The result should be every line in the material below containing the string "value".

MATERIAL FOR THIS TASK START

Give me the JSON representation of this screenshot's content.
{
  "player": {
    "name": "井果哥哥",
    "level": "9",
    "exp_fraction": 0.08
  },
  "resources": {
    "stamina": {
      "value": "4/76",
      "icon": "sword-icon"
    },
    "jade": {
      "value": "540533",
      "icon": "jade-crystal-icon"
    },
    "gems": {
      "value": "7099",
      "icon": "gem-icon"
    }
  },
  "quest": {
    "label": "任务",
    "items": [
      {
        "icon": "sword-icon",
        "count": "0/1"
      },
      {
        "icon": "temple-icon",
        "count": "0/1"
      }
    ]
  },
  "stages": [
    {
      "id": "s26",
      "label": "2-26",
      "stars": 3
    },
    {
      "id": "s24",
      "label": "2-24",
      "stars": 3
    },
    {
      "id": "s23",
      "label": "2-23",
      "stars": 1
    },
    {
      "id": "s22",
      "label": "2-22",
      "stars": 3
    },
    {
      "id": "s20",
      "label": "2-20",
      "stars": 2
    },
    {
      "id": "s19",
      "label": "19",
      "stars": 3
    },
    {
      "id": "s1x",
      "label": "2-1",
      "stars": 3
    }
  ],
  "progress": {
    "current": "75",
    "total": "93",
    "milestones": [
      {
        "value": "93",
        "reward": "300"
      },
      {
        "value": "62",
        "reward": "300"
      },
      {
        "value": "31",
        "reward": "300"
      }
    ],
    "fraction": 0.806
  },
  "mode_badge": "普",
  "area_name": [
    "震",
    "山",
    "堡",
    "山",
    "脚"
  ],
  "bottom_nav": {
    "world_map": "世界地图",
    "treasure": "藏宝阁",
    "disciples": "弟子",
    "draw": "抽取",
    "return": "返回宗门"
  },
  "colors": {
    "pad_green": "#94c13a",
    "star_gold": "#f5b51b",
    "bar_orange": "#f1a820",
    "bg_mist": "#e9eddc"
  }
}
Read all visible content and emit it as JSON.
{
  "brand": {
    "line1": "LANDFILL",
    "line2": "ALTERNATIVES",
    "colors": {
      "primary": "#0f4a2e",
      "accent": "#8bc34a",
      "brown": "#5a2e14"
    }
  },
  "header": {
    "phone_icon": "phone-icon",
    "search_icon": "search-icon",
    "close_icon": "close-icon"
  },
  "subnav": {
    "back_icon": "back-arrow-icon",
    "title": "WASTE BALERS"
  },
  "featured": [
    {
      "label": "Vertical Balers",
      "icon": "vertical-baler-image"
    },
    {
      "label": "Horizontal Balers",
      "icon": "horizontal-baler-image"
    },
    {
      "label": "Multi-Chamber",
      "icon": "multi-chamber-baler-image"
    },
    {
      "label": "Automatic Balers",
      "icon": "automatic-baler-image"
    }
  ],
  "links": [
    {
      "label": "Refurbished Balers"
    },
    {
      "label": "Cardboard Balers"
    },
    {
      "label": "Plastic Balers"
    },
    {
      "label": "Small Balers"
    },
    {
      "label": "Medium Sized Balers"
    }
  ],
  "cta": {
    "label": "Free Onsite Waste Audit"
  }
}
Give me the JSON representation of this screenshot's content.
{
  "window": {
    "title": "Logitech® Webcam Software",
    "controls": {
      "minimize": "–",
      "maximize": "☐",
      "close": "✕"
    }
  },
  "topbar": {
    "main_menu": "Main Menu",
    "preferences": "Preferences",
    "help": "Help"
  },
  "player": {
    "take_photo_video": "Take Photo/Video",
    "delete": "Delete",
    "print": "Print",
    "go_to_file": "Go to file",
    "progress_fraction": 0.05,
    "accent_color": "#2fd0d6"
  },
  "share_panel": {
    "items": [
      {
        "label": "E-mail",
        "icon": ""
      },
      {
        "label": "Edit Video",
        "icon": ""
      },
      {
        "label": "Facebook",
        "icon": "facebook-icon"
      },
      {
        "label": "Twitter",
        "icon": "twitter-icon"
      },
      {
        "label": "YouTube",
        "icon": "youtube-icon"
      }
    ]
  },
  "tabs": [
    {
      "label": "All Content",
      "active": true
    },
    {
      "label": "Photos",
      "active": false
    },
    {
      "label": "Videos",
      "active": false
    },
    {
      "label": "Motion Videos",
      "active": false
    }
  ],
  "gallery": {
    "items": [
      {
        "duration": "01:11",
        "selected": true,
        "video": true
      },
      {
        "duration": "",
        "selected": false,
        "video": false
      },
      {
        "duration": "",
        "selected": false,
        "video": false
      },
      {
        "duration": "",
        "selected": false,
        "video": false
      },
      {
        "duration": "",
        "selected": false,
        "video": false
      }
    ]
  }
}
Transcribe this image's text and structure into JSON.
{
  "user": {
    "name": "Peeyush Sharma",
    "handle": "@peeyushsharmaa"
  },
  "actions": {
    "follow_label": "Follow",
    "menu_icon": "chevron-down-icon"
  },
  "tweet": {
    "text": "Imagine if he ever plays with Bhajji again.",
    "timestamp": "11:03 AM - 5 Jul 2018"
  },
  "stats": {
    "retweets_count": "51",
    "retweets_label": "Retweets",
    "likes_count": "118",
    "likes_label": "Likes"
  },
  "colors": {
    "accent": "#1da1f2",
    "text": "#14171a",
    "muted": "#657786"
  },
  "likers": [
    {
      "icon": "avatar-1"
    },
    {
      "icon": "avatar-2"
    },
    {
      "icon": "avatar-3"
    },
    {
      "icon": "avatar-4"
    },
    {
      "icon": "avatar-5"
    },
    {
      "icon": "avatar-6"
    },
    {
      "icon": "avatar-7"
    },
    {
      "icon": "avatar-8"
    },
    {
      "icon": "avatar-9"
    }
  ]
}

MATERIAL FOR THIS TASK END

## ANSWER SPACE:
      "value": "4/76",
      "value": "540533",
      "value": "7099",
        "value": "93",
        "value": "62",
        "value": "31",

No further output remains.